If you are looking for a slightly better camera without significantly more cost, you might consider the Huawei P30 lite (RRP $449). Going a step further than the Y9 Prime, to the P30 lite gets you improvements in camera, albeit with a slightly smaller battery and display. You get an upgrade to a 24MP wide-angle f/1.8 main lens, while the other rear cameras remain unchanged. The P30 lite takes the motorised front-facing 16MP shooter from the Y9 Prime and replaces it with a 32MP f/2.0 camera designed to take the best selfies you can take (paired with Huawei’s neat AI, of course).
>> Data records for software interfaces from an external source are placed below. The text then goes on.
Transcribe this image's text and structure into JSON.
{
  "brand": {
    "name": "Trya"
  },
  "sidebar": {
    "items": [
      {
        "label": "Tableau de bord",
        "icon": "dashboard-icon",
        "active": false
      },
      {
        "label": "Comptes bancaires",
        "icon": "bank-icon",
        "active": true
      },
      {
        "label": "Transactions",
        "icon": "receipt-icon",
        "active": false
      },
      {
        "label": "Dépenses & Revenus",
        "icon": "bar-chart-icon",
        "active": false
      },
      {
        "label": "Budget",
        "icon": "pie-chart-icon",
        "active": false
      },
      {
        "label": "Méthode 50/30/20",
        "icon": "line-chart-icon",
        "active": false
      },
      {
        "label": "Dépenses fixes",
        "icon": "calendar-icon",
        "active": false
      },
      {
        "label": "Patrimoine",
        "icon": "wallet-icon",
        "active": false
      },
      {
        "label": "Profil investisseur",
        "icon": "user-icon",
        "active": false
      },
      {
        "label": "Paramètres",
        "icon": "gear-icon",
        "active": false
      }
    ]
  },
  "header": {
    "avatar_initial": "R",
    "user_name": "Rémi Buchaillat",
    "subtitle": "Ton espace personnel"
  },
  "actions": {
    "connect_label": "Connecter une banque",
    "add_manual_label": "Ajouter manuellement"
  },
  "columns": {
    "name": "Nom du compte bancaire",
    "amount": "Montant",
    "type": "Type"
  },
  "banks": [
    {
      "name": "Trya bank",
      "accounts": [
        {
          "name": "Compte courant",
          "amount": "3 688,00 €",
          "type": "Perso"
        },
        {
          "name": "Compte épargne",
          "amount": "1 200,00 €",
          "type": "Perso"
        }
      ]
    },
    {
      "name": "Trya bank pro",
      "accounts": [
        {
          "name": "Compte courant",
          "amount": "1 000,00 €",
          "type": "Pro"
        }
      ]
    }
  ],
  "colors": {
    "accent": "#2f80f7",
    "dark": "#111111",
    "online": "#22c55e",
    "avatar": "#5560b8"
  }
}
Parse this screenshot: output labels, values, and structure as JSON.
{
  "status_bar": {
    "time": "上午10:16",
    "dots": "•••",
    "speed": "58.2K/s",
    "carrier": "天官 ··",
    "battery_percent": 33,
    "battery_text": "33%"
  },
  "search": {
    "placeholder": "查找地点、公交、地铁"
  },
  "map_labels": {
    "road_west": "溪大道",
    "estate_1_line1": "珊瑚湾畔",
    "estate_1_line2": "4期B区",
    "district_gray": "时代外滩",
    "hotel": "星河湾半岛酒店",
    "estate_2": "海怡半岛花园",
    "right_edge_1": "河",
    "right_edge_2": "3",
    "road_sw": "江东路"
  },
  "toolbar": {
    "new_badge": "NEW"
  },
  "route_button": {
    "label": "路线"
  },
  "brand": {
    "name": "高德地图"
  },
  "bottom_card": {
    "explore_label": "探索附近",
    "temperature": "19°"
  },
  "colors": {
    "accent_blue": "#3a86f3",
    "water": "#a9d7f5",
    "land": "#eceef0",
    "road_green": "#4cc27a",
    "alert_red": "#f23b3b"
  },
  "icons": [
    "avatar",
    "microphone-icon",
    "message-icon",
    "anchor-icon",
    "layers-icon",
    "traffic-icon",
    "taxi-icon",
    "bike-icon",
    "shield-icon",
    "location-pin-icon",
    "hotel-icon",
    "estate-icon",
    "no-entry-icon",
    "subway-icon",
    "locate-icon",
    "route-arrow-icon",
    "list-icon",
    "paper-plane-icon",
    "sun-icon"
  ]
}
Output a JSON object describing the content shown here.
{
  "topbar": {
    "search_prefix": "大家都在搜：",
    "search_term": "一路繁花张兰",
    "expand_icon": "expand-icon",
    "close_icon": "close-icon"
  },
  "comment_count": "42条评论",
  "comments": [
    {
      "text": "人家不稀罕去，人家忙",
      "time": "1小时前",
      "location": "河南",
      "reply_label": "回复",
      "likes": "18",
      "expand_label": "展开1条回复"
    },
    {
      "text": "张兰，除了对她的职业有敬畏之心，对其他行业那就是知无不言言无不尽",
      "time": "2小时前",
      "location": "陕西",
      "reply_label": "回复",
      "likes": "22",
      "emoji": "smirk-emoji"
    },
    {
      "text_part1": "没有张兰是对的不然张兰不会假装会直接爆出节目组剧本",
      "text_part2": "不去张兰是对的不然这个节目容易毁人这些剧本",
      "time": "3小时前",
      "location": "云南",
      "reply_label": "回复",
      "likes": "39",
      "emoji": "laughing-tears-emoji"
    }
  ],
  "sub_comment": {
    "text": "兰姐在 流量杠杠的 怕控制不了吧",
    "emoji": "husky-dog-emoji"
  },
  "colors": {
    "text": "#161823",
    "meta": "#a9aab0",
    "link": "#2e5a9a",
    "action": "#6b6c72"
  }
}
If you’re a heavy user looking for high processing power for games and other power intensive apps, Huawei’s recently launched nova 5T could be the best choice. The Nova 5T is equipped with Huawei’s lightning-fast Kirin 980 processor.
Featuring a 6.26-inch punch-hole display, four rear cameras including a 48MP f/1.4 primary shooter and an array of wide-angle, depth-sensing and macro lenses, the nova 5T is probably the best camera you can get for under a grand. It has a versatile rear quad-camera setup, featuring a 48MP main sensor, 16MP ultra-wide sensor and 2MP macro and bokeh lenses. Huawei’s pioneering Super Night Mode and AI Image stabilisation ensure excellent shots in a full range of lighting scenarios, while the 32MP front-facing camera offers sharp images for selfies and video calls.